#### Exercise aim
In the entries below, spot each line with the word "When" and copy it.
***** Records supplied *****
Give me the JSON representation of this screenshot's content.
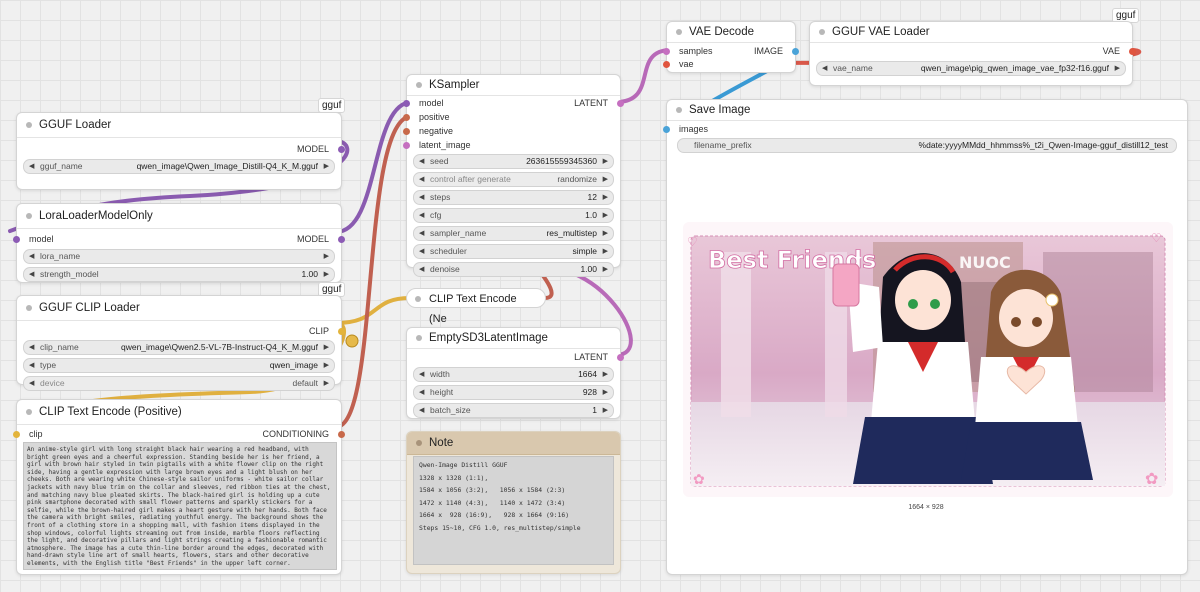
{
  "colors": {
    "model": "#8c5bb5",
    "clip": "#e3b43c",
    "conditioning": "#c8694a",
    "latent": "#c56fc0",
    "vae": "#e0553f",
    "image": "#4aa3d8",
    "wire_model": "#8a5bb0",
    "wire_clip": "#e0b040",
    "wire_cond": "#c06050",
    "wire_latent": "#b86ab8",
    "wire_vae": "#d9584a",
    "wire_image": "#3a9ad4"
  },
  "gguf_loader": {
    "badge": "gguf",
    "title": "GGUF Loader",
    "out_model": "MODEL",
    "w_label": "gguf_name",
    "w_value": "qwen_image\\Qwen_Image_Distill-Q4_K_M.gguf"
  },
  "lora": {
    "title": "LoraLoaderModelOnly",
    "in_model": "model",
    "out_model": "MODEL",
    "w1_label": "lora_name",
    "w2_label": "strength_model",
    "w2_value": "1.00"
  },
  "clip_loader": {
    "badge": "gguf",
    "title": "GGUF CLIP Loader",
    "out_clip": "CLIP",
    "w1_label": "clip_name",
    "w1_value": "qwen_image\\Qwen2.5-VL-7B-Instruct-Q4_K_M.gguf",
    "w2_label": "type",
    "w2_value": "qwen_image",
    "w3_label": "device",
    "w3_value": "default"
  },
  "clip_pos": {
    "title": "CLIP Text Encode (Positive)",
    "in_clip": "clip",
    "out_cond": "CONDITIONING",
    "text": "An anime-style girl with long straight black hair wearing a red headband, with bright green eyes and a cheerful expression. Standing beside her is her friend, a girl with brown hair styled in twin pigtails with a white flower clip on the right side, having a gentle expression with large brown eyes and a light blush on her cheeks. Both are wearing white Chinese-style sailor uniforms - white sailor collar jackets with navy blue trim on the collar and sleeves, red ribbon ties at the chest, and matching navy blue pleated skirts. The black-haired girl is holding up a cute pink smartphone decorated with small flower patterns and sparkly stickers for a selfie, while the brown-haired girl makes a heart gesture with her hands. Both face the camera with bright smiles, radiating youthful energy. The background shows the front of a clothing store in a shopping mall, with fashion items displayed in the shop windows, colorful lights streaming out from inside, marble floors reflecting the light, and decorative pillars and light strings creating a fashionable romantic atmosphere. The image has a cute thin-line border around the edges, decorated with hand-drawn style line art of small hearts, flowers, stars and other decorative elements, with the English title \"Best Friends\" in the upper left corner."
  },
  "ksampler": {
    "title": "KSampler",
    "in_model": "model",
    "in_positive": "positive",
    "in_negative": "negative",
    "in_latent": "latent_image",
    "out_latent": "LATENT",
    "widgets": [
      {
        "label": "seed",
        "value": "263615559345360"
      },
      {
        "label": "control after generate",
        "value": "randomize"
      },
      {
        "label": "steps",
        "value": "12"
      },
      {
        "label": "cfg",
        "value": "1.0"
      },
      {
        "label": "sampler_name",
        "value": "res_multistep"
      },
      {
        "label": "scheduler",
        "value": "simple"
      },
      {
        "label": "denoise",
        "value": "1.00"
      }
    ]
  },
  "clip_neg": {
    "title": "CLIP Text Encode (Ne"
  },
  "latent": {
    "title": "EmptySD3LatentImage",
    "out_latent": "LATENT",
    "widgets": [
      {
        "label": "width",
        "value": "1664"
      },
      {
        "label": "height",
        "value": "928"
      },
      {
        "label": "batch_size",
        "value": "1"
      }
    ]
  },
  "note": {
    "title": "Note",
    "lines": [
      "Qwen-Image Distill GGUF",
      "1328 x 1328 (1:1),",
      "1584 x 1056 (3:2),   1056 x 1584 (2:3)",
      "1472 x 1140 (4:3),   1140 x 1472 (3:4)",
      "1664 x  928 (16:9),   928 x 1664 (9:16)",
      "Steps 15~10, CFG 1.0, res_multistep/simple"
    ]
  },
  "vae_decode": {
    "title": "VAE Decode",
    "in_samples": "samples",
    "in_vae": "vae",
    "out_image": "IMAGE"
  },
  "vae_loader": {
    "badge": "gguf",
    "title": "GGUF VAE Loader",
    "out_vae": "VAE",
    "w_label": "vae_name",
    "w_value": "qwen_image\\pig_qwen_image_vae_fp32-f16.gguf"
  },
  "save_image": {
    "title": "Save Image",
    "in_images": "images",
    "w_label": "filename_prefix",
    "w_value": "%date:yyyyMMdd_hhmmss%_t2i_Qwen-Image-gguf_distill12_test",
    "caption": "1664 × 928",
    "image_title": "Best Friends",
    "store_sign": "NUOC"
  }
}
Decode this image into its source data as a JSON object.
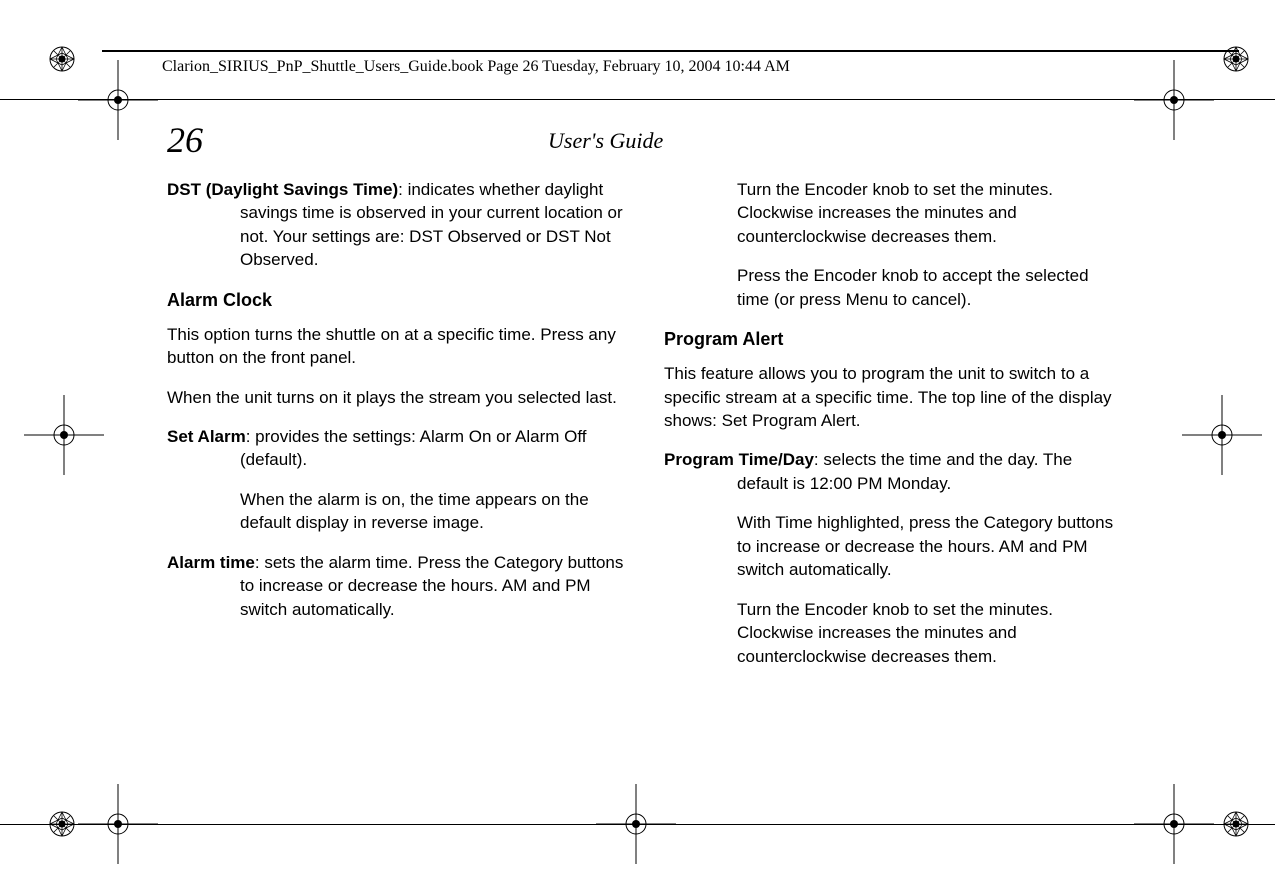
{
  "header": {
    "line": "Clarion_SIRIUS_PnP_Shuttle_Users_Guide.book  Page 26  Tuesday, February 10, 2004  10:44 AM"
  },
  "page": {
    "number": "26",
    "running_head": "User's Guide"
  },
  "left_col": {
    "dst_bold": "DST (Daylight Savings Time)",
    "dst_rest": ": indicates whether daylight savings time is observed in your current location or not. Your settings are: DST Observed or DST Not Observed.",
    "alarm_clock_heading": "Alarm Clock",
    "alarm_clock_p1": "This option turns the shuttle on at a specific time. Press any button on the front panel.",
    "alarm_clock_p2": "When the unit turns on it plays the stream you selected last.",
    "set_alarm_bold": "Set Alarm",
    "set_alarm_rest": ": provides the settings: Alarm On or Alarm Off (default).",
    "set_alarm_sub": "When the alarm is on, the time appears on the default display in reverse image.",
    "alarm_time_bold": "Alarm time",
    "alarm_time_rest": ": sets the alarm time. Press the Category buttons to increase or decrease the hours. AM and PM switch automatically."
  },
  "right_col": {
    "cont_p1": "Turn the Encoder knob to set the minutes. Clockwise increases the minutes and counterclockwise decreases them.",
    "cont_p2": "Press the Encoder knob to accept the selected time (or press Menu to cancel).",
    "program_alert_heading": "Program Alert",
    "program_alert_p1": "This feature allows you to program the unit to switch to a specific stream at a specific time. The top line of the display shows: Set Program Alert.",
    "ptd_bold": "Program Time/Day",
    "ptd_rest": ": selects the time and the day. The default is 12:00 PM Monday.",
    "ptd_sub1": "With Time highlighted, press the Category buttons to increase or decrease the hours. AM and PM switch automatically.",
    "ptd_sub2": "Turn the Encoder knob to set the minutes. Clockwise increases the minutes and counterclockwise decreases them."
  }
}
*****
#### Answer box
    "alarm_clock_p2": "When the unit turns on it plays the stream you selected last.",
    "set_alarm_sub": "When the alarm is on, the time appears on the default display in reverse image.",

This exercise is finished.